_ASSIGNED TASK_. Write out the whole listing exactly as it stands.

_INPUT MATERIAL_.
★ ★ ★ ★
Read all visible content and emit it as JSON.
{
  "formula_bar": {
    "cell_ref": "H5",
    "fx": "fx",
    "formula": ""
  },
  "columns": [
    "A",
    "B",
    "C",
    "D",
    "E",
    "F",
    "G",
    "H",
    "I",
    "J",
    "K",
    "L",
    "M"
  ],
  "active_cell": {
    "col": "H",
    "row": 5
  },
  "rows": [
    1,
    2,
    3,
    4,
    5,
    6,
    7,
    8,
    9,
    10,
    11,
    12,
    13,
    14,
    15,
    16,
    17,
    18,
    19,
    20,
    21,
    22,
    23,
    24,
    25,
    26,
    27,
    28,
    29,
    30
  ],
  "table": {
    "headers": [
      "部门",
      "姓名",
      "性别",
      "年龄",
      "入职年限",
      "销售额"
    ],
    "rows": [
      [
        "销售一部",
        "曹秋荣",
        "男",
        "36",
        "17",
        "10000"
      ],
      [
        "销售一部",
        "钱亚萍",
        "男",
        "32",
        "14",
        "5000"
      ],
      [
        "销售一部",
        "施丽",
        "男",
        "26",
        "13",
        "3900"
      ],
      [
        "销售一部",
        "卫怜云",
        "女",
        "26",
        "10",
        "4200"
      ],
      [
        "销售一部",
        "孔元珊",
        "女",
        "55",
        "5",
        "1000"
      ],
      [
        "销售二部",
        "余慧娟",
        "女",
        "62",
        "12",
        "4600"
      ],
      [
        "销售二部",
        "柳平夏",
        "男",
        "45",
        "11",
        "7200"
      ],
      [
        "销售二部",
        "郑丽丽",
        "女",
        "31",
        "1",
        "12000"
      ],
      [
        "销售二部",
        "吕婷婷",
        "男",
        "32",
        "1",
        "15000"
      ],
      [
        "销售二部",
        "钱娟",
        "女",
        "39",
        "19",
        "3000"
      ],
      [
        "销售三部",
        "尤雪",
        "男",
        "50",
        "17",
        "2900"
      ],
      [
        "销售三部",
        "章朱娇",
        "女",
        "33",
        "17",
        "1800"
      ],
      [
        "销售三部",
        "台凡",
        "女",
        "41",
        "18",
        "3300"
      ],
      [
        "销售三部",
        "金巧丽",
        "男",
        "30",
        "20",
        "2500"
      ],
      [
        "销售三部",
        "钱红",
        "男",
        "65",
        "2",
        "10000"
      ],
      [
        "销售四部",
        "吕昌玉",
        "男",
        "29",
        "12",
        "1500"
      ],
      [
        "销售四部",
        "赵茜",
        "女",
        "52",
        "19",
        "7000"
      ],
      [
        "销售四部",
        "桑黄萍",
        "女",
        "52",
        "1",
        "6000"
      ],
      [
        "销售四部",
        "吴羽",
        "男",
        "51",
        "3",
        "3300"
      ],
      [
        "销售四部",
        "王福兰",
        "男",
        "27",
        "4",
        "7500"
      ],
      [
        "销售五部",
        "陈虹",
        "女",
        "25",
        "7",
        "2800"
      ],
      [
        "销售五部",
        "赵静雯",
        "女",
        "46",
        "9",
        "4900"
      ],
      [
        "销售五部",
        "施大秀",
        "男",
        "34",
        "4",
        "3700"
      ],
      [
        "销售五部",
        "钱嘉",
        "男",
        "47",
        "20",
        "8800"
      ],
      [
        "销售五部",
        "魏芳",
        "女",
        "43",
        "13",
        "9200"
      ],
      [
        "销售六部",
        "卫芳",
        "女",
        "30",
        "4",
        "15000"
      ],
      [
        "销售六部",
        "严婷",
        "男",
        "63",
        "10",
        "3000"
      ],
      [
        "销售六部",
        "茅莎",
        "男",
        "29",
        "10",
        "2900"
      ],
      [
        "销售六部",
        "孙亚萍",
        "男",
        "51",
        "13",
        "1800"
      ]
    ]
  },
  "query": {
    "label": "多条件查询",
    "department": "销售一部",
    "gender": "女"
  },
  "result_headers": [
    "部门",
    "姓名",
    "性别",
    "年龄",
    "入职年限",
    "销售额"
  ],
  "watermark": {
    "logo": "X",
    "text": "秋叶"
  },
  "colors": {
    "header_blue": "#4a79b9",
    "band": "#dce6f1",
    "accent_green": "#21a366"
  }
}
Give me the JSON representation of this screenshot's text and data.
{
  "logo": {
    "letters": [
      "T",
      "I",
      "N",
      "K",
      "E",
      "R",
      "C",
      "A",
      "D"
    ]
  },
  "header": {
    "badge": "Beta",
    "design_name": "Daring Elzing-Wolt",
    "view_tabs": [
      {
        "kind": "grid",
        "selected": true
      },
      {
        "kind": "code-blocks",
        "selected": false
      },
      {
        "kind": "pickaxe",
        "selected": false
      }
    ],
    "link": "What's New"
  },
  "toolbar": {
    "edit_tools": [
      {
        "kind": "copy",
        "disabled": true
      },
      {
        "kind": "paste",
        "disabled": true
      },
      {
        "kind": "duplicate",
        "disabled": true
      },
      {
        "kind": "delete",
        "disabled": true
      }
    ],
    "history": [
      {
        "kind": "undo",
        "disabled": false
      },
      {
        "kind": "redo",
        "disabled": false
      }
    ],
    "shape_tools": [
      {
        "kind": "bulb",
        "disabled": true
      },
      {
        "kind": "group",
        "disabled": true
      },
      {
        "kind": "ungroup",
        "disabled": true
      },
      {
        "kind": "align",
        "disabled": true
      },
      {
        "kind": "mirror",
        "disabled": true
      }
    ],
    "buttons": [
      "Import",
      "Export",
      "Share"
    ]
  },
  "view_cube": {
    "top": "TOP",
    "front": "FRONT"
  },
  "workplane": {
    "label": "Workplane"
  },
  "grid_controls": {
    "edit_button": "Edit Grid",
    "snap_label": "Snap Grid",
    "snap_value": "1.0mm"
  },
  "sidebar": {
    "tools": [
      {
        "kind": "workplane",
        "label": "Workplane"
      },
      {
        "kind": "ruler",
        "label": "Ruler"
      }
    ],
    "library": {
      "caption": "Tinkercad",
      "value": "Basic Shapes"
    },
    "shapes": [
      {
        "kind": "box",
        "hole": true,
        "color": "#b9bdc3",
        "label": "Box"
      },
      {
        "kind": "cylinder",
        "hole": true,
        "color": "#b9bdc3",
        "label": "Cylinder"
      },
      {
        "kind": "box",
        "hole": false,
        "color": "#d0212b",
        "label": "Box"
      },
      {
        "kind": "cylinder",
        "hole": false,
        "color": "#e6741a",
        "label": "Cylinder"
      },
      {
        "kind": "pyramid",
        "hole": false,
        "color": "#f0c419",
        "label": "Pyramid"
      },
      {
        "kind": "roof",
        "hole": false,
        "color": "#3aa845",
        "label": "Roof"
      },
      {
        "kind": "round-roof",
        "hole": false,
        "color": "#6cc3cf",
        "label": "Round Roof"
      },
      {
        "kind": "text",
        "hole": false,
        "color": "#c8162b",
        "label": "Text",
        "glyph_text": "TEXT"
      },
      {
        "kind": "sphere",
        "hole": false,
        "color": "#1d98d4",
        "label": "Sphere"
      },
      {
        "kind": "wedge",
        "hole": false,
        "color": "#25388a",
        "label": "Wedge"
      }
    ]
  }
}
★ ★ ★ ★
_RESPONSE FOR THIS EXERCISE_.
Read all visible content and emit it as JSON.
{
  "formula_bar": {
    "cell_ref": "H5",
    "fx": "fx",
    "formula": ""
  },
  "columns": [
    "A",
    "B",
    "C",
    "D",
    "E",
    "F",
    "G",
    "H",
    "I",
    "J",
    "K",
    "L",
    "M"
  ],
  "active_cell": {
    "col": "H",
    "row": 5
  },
  "rows": [
    1,
    2,
    3,
    4,
    5,
    6,
    7,
    8,
    9,
    10,
    11,
    12,
    13,
    14,
    15,
    16,
    17,
    18,
    19,
    20,
    21,
    22,
    23,
    24,
    25,
    26,
    27,
    28,
    29,
    30
  ],
  "table": {
    "headers": [
      "部门",
      "姓名",
      "性别",
      "年龄",
      "入职年限",
      "销售额"
    ],
    "rows": [
      [
        "销售一部",
        "曹秋荣",
        "男",
        "36",
        "17",
        "10000"
      ],
      [
        "销售一部",
        "钱亚萍",
        "男",
        "32",
        "14",
        "5000"
      ],
      [
        "销售一部",
        "施丽",
        "男",
        "26",
        "13",
        "3900"
      ],
      [
        "销售一部",
        "卫怜云",
        "女",
        "26",
        "10",
        "4200"
      ],
      [
        "销售一部",
        "孔元珊",
        "女",
        "55",
        "5",
        "1000"
      ],
      [
        "销售二部",
        "余慧娟",
        "女",
        "62",
        "12",
        "4600"
      ],
      [
        "销售二部",
        "柳平夏",
        "男",
        "45",
        "11",
        "7200"
      ],
      [
        "销售二部",
        "郑丽丽",
        "女",
        "31",
        "1",
        "12000"
      ],
      [
        "销售二部",
        "吕婷婷",
        "男",
        "32",
        "1",
        "15000"
      ],
      [
        "销售二部",
        "钱娟",
        "女",
        "39",
        "19",
        "3000"
      ],
      [
        "销售三部",
        "尤雪",
        "男",
        "50",
        "17",
        "2900"
      ],
      [
        "销售三部",
        "章朱娇",
        "女",
        "33",
        "17",
        "1800"
      ],
      [
        "销售三部",
        "台凡",
        "女",
        "41",
        "18",
        "3300"
      ],
      [
        "销售三部",
        "金巧丽",
        "男",
        "30",
        "20",
        "2500"
      ],
      [
        "销售三部",
        "钱红",
        "男",
        "65",
        "2",
        "10000"
      ],
      [
        "销售四部",
        "吕昌玉",
        "男",
        "29",
        "12",
        "1500"
      ],
      [
        "销售四部",
        "赵茜",
        "女",
        "52",
        "19",
        "7000"
      ],
      [
        "销售四部",
        "桑黄萍",
        "女",
        "52",
        "1",
        "6000"
      ],
      [
        "销售四部",
        "吴羽",
        "男",
        "51",
        "3",
        "3300"
      ],
      [
        "销售四部",
        "王福兰",
        "男",
        "27",
        "4",
        "7500"
      ],
      [
        "销售五部",
        "陈虹",
        "女",
        "25",
        "7",
        "2800"
      ],
      [
        "销售五部",
        "赵静雯",
        "女",
        "46",
        "9",
        "4900"
      ],
      [
        "销售五部",
        "施大秀",
        "男",
        "34",
        "4",
        "3700"
      ],
      [
        "销售五部",
        "钱嘉",
        "男",
        "47",
        "20",
        "8800"
      ],
      [
        "销售五部",
        "魏芳",
        "女",
        "43",
        "13",
        "9200"
      ],
      [
        "销售六部",
        "卫芳",
        "女",
        "30",
        "4",
        "15000"
      ],
      [
        "销售六部",
        "严婷",
        "男",
        "63",
        "10",
        "3000"
      ],
      [
        "销售六部",
        "茅莎",
        "男",
        "29",
        "10",
        "2900"
      ],
      [
        "销售六部",
        "孙亚萍",
        "男",
        "51",
        "13",
        "1800"
      ]
    ]
  },
  "query": {
    "label": "多条件查询",
    "department": "销售一部",
    "gender": "女"
  },
  "result_headers": [
    "部门",
    "姓名",
    "性别",
    "年龄",
    "入职年限",
    "销售额"
  ],
  "watermark": {
    "logo": "X",
    "text": "秋叶"
  },
  "colors": {
    "header_blue": "#4a79b9",
    "band": "#dce6f1",
    "accent_green": "#21a366"
  }
}
Give me the JSON representation of this screenshot's text and data.
{
  "logo": {
    "letters": [
      "T",
      "I",
      "N",
      "K",
      "E",
      "R",
      "C",
      "A",
      "D"
    ]
  },
  "header": {
    "badge": "Beta",
    "design_name": "Daring Elzing-Wolt",
    "view_tabs": [
      {
        "kind": "grid",
        "selected": true
      },
      {
        "kind": "code-blocks",
        "selected": false
      },
      {
        "kind": "pickaxe",
        "selected": false
      }
    ],
    "link": "What's New"
  },
  "toolbar": {
    "edit_tools": [
      {
        "kind": "copy",
        "disabled": true
      },
      {
        "kind": "paste",
        "disabled": true
      },
      {
        "kind": "duplicate",
        "disabled": true
      },
      {
        "kind": "delete",
        "disabled": true
      }
    ],
    "history": [
      {
        "kind": "undo",
        "disabled": false
      },
      {
        "kind": "redo",
        "disabled": false
      }
    ],
    "shape_tools": [
      {
        "kind": "bulb",
        "disabled": true
      },
      {
        "kind": "group",
        "disabled": true
      },
      {
        "kind": "ungroup",
        "disabled": true
      },
      {
        "kind": "align",
        "disabled": true
      },
      {
        "kind": "mirror",
        "disabled": true
      }
    ],
    "buttons": [
      "Import",
      "Export",
      "Share"
    ]
  },
  "view_cube": {
    "top": "TOP",
    "front": "FRONT"
  },
  "workplane": {
    "label": "Workplane"
  },
  "grid_controls": {
    "edit_button": "Edit Grid",
    "snap_label": "Snap Grid",
    "snap_value": "1.0mm"
  },
  "sidebar": {
    "tools": [
      {
        "kind": "workplane",
        "label": "Workplane"
      },
      {
        "kind": "ruler",
        "label": "Ruler"
      }
    ],
    "library": {
      "caption": "Tinkercad",
      "value": "Basic Shapes"
    },
    "shapes": [
      {
        "kind": "box",
        "hole": true,
        "color": "#b9bdc3",
        "label": "Box"
      },
      {
        "kind": "cylinder",
        "hole": true,
        "color": "#b9bdc3",
        "label": "Cylinder"
      },
      {
        "kind": "box",
        "hole": false,
        "color": "#d0212b",
        "label": "Box"
      },
      {
        "kind": "cylinder",
        "hole": false,
        "color": "#e6741a",
        "label": "Cylinder"
      },
      {
        "kind": "pyramid",
        "hole": false,
        "color": "#f0c419",
        "label": "Pyramid"
      },
      {
        "kind": "roof",
        "hole": false,
        "color": "#3aa845",
        "label": "Roof"
      },
      {
        "kind": "round-roof",
        "hole": false,
        "color": "#6cc3cf",
        "label": "Round Roof"
      },
      {
        "kind": "text",
        "hole": false,
        "color": "#c8162b",
        "label": "Text",
        "glyph_text": "TEXT"
      },
      {
        "kind": "sphere",
        "hole": false,
        "color": "#1d98d4",
        "label": "Sphere"
      },
      {
        "kind": "wedge",
        "hole": false,
        "color": "#25388a",
        "label": "Wedge"
      }
    ]
  }
}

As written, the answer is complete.